◆ **ENTRIES SHOWN**:
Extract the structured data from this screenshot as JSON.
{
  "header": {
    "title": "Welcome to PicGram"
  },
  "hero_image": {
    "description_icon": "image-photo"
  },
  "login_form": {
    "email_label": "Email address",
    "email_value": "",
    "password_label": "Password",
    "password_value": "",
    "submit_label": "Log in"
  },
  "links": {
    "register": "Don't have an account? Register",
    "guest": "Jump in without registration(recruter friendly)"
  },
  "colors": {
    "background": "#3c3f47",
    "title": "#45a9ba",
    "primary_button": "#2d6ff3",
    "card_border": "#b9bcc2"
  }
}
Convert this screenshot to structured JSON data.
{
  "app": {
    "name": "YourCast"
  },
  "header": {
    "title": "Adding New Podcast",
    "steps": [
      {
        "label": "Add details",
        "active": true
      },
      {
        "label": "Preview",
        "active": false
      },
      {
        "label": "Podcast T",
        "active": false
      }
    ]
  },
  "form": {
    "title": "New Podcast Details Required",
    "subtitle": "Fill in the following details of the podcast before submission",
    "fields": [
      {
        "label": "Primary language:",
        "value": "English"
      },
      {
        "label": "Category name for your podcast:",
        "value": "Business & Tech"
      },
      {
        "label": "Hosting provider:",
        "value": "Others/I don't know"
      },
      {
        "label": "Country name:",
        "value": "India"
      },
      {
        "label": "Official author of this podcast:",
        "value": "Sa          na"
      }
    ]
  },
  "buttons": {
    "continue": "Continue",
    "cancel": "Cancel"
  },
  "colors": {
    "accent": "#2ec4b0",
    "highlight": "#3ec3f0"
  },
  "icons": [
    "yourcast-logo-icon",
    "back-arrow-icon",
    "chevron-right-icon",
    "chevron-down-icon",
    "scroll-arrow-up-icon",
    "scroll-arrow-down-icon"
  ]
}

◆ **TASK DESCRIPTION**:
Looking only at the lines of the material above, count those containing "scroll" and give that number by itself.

◆ **RESULT OF THIS EXERCISE**:
2